Most recently, PwC have joined the throng, revealing the world’s Best Cities as voted for by the public across a range of factors such as politics, food, happiness, culture and business. The report was conducted in collaboration with BAV Consulting, polling 5,200 decision makers, informed elites and other members of the public from 16 countries (I’m not sure why so few countries were targeted) in December 2015.
Unsurprisingly, it’s the so-called “world cities” that dominate international affairs and fill column inches that have won most recognition. They have a left an imprint on the public consciousness.
London (which enjoys by far most media attention in the UK) is seen as the world’s greatest city, with perennial superbrands Paris and New York completing the top three:
- New York
- Los Angeles
It’s hard to see London displaced any time soon.

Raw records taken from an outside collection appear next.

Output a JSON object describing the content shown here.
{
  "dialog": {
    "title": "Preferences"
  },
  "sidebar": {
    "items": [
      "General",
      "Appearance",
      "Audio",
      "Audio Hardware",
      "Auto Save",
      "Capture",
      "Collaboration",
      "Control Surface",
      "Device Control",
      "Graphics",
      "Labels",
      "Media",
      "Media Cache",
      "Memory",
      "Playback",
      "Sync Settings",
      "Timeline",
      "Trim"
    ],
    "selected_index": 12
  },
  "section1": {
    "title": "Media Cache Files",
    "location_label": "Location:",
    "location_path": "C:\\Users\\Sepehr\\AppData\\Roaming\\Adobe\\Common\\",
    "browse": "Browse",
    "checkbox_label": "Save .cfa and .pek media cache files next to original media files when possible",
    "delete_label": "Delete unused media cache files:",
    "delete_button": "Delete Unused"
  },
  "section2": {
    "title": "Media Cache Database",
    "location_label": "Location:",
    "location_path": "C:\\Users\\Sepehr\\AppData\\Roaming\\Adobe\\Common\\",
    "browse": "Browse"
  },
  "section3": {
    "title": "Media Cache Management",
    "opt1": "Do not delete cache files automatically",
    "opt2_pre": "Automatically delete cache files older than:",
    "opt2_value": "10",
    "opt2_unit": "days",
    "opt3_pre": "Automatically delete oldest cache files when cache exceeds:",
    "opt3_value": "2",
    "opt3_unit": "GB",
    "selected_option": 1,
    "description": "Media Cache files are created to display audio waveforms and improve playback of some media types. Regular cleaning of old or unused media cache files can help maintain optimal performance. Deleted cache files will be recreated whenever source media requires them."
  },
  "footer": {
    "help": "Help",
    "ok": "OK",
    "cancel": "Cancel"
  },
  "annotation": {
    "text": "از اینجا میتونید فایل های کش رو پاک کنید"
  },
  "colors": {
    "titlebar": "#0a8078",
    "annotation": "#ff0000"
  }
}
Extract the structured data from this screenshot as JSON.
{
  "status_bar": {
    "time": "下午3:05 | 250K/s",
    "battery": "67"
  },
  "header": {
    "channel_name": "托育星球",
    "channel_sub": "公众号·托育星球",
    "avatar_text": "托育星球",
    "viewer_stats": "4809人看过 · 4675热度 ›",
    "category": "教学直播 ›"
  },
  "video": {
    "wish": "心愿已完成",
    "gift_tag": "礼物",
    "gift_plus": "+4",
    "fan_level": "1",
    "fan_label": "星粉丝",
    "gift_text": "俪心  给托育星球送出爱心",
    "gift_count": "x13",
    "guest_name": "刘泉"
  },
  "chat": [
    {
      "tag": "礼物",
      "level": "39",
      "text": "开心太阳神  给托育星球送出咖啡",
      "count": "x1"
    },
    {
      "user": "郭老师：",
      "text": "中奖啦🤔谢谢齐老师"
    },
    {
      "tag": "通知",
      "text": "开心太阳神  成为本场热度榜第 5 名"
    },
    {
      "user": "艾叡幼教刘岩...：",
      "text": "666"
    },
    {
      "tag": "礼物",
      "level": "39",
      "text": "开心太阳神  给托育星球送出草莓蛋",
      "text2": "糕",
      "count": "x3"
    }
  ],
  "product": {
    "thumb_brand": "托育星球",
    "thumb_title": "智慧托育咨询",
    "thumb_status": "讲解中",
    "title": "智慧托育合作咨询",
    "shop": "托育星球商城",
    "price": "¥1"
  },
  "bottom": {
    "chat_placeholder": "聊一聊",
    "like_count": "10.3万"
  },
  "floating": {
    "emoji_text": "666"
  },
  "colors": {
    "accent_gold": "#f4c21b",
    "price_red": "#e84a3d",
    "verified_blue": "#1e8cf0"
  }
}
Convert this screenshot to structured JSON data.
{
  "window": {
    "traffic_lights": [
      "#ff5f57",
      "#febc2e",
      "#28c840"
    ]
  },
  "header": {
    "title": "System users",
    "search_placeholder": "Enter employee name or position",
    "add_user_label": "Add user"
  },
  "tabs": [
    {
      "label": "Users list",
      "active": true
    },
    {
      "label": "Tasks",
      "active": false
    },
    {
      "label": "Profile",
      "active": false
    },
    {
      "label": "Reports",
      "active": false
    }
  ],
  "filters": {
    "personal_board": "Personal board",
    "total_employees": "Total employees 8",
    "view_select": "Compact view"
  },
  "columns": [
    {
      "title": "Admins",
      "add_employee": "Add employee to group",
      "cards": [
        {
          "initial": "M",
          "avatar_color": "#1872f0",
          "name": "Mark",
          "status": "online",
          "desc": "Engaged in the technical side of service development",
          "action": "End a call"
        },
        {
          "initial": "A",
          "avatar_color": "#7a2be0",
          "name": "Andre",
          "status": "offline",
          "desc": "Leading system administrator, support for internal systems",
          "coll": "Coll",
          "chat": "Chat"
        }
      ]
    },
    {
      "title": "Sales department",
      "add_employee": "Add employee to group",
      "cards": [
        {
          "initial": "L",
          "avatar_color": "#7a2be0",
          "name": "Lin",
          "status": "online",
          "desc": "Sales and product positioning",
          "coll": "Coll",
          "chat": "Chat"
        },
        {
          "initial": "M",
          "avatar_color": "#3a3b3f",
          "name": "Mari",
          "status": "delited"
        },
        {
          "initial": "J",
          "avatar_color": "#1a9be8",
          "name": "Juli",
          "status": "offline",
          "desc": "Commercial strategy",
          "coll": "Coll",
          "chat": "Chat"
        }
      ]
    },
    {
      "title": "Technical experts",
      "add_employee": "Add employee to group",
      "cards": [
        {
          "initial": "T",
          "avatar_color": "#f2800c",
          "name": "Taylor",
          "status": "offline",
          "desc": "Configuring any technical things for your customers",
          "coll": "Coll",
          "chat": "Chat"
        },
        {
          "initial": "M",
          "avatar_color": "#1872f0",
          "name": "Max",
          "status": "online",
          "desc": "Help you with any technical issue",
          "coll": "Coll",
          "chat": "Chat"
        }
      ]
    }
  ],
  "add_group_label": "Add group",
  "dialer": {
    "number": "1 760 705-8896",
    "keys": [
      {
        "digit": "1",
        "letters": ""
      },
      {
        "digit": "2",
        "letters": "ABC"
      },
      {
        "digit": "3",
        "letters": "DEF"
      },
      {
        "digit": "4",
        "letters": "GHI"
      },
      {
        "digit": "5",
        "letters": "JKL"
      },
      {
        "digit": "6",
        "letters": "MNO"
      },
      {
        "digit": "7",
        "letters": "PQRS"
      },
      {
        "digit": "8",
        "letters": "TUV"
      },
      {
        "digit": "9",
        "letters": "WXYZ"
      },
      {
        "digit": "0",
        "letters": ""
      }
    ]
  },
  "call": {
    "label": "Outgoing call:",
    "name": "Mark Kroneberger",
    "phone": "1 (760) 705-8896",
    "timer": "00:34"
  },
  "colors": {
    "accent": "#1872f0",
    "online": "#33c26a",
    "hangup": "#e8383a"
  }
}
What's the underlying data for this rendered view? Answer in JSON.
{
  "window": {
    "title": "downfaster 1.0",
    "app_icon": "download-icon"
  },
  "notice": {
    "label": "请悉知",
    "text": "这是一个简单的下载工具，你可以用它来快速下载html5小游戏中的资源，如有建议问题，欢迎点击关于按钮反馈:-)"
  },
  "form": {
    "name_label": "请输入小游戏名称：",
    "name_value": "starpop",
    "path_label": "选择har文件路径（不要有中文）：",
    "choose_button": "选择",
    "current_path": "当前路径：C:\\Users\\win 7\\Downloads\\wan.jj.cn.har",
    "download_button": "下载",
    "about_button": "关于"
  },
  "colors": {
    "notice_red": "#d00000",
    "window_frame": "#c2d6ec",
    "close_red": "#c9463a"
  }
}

Brexit is unlikely to hurt London’s ranking, a question posed by PwC in their report. The UK capital has a history of battling through crises. More than anything, its capacity to remain resilient and reinvent itself throughput the years underlines its appeal, like all successful brands.
Yet while the traditional triumvirate are seen as the most influential, they might not necessarily be the most liveable cities. Young people are keen to move away from expensive cities, and from London in particular.
PwC’s findings are especially interesting as a report was released in parallel showing how cities were performing in “reality”, based on hard facts instead of perception. The report, Cities of Opportunity, showed that while London came top again, Singapore and Toronto emerged second and third best, respectively:
- New York
- San Francisco
- Hong Kong
It appears that Hong Kong and Singapore have an image problem!